--- TASK INPUTS Enclosed Below ---

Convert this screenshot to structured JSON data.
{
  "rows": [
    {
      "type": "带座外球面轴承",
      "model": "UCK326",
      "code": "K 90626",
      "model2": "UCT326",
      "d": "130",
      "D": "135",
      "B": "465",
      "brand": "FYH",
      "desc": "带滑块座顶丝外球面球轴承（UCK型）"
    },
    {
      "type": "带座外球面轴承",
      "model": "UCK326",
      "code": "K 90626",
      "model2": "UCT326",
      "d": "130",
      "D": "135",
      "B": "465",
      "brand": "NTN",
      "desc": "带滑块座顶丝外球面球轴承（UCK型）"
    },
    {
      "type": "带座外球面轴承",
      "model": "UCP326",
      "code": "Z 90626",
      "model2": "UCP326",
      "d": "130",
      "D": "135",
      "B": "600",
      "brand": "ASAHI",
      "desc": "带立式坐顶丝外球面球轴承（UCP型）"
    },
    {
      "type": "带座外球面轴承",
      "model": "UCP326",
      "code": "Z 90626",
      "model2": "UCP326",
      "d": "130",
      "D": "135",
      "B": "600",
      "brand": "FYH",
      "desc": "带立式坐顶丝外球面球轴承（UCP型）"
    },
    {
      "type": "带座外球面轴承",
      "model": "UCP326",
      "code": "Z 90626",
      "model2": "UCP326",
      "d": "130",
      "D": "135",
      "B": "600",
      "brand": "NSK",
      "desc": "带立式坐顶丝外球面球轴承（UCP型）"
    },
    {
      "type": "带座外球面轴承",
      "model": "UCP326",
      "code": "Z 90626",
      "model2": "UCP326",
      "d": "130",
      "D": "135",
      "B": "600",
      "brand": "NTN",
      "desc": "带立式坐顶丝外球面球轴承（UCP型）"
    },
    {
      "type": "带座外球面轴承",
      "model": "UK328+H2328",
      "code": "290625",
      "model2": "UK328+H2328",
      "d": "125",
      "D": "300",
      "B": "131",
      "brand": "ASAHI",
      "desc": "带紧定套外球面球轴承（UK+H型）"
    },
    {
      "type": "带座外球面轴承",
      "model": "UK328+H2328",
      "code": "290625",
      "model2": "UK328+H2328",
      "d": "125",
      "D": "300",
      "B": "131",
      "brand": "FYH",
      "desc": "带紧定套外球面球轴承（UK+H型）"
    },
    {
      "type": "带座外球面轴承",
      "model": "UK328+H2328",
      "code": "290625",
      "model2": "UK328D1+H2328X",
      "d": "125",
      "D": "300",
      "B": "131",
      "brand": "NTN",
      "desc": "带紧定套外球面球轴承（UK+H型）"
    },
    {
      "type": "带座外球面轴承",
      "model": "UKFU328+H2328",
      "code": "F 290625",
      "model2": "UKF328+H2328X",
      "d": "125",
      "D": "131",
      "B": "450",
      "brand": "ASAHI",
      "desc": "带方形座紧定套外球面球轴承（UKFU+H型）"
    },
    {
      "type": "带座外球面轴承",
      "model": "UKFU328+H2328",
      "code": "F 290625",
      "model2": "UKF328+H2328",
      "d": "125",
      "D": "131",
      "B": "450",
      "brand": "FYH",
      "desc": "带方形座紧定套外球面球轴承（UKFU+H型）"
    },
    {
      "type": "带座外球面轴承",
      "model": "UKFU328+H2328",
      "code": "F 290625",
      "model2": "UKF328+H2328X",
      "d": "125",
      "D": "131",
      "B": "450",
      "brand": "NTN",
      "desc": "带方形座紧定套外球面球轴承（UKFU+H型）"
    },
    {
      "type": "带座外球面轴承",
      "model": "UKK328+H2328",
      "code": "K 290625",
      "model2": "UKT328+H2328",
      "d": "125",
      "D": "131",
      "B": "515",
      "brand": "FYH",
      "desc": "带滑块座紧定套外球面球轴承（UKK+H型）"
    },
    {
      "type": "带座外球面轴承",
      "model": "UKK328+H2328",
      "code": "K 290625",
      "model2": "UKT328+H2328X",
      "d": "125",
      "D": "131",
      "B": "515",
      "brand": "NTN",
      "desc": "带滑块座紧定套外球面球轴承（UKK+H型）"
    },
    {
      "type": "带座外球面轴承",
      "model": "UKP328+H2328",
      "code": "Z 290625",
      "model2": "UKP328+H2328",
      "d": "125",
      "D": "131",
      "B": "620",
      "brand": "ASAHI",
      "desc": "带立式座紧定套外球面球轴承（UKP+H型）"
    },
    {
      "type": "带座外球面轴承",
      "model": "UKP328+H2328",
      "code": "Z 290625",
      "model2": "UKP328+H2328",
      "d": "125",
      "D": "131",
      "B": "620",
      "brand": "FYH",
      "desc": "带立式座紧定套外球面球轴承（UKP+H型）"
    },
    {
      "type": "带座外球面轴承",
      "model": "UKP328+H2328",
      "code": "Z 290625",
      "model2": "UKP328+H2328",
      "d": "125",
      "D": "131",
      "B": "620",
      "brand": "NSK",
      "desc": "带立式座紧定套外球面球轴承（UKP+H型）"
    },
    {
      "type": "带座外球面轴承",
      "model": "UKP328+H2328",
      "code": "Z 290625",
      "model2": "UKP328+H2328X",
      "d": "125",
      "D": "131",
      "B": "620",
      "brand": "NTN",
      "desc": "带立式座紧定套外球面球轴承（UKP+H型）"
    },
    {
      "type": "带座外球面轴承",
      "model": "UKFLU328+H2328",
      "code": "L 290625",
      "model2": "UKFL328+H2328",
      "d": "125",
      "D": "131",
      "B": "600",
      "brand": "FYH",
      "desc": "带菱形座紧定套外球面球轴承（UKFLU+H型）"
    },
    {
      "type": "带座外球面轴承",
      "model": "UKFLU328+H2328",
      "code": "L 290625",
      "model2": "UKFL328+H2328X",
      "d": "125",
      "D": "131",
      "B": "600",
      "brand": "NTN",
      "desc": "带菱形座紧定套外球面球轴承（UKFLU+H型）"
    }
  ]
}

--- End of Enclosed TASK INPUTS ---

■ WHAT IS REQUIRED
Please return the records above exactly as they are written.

■ RESPONSE
Convert this screenshot to structured JSON data.
{
  "rows": [
    {
      "type": "带座外球面轴承",
      "model": "UCK326",
      "code": "K 90626",
      "model2": "UCT326",
      "d": "130",
      "D": "135",
      "B": "465",
      "brand": "FYH",
      "desc": "带滑块座顶丝外球面球轴承（UCK型）"
    },
    {
      "type": "带座外球面轴承",
      "model": "UCK326",
      "code": "K 90626",
      "model2": "UCT326",
      "d": "130",
      "D": "135",
      "B": "465",
      "brand": "NTN",
      "desc": "带滑块座顶丝外球面球轴承（UCK型）"
    },
    {
      "type": "带座外球面轴承",
      "model": "UCP326",
      "code": "Z 90626",
      "model2": "UCP326",
      "d": "130",
      "D": "135",
      "B": "600",
      "brand": "ASAHI",
      "desc": "带立式坐顶丝外球面球轴承（UCP型）"
    },
    {
      "type": "带座外球面轴承",
      "model": "UCP326",
      "code": "Z 90626",
      "model2": "UCP326",
      "d": "130",
      "D": "135",
      "B": "600",
      "brand": "FYH",
      "desc": "带立式坐顶丝外球面球轴承（UCP型）"
    },
    {
      "type": "带座外球面轴承",
      "model": "UCP326",
      "code": "Z 90626",
      "model2": "UCP326",
      "d": "130",
      "D": "135",
      "B": "600",
      "brand": "NSK",
      "desc": "带立式坐顶丝外球面球轴承（UCP型）"
    },
    {
      "type": "带座外球面轴承",
      "model": "UCP326",
      "code": "Z 90626",
      "model2": "UCP326",
      "d": "130",
      "D": "135",
      "B": "600",
      "brand": "NTN",
      "desc": "带立式坐顶丝外球面球轴承（UCP型）"
    },
    {
      "type": "带座外球面轴承",
      "model": "UK328+H2328",
      "code": "290625",
      "model2": "UK328+H2328",
      "d": "125",
      "D": "300",
      "B": "131",
      "brand": "ASAHI",
      "desc": "带紧定套外球面球轴承（UK+H型）"
    },
    {
      "type": "带座外球面轴承",
      "model": "UK328+H2328",
      "code": "290625",
      "model2": "UK328+H2328",
      "d": "125",
      "D": "300",
      "B": "131",
      "brand": "FYH",
      "desc": "带紧定套外球面球轴承（UK+H型）"
    },
    {
      "type": "带座外球面轴承",
      "model": "UK328+H2328",
      "code": "290625",
      "model2": "UK328D1+H2328X",
      "d": "125",
      "D": "300",
      "B": "131",
      "brand": "NTN",
      "desc": "带紧定套外球面球轴承（UK+H型）"
    },
    {
      "type": "带座外球面轴承",
      "model": "UKFU328+H2328",
      "code": "F 290625",
      "model2": "UKF328+H2328X",
      "d": "125",
      "D": "131",
      "B": "450",
      "brand": "ASAHI",
      "desc": "带方形座紧定套外球面球轴承（UKFU+H型）"
    },
    {
      "type": "带座外球面轴承",
      "model": "UKFU328+H2328",
      "code": "F 290625",
      "model2": "UKF328+H2328",
      "d": "125",
      "D": "131",
      "B": "450",
      "brand": "FYH",
      "desc": "带方形座紧定套外球面球轴承（UKFU+H型）"
    },
    {
      "type": "带座外球面轴承",
      "model": "UKFU328+H2328",
      "code": "F 290625",
      "model2": "UKF328+H2328X",
      "d": "125",
      "D": "131",
      "B": "450",
      "brand": "NTN",
      "desc": "带方形座紧定套外球面球轴承（UKFU+H型）"
    },
    {
      "type": "带座外球面轴承",
      "model": "UKK328+H2328",
      "code": "K 290625",
      "model2": "UKT328+H2328",
      "d": "125",
      "D": "131",
      "B": "515",
      "brand": "FYH",
      "desc": "带滑块座紧定套外球面球轴承（UKK+H型）"
    },
    {
      "type": "带座外球面轴承",
      "model": "UKK328+H2328",
      "code": "K 290625",
      "model2": "UKT328+H2328X",
      "d": "125",
      "D": "131",
      "B": "515",
      "brand": "NTN",
      "desc": "带滑块座紧定套外球面球轴承（UKK+H型）"
    },
    {
      "type": "带座外球面轴承",
      "model": "UKP328+H2328",
      "code": "Z 290625",
      "model2": "UKP328+H2328",
      "d": "125",
      "D": "131",
      "B": "620",
      "brand": "ASAHI",
      "desc": "带立式座紧定套外球面球轴承（UKP+H型）"
    },
    {
      "type": "带座外球面轴承",
      "model": "UKP328+H2328",
      "code": "Z 290625",
      "model2": "UKP328+H2328",
      "d": "125",
      "D": "131",
      "B": "620",
      "brand": "FYH",
      "desc": "带立式座紧定套外球面球轴承（UKP+H型）"
    },
    {
      "type": "带座外球面轴承",
      "model": "UKP328+H2328",
      "code": "Z 290625",
      "model2": "UKP328+H2328",
      "d": "125",
      "D": "131",
      "B": "620",
      "brand": "NSK",
      "desc": "带立式座紧定套外球面球轴承（UKP+H型）"
    },
    {
      "type": "带座外球面轴承",
      "model": "UKP328+H2328",
      "code": "Z 290625",
      "model2": "UKP328+H2328X",
      "d": "125",
      "D": "131",
      "B": "620",
      "brand": "NTN",
      "desc": "带立式座紧定套外球面球轴承（UKP+H型）"
    },
    {
      "type": "带座外球面轴承",
      "model": "UKFLU328+H2328",
      "code": "L 290625",
      "model2": "UKFL328+H2328",
      "d": "125",
      "D": "131",
      "B": "600",
      "brand": "FYH",
      "desc": "带菱形座紧定套外球面球轴承（UKFLU+H型）"
    },
    {
      "type": "带座外球面轴承",
      "model": "UKFLU328+H2328",
      "code": "L 290625",
      "model2": "UKFL328+H2328X",
      "d": "125",
      "D": "131",
      "B": "600",
      "brand": "NTN",
      "desc": "带菱形座紧定套外球面球轴承（UKFLU+H型）"
    }
  ]
}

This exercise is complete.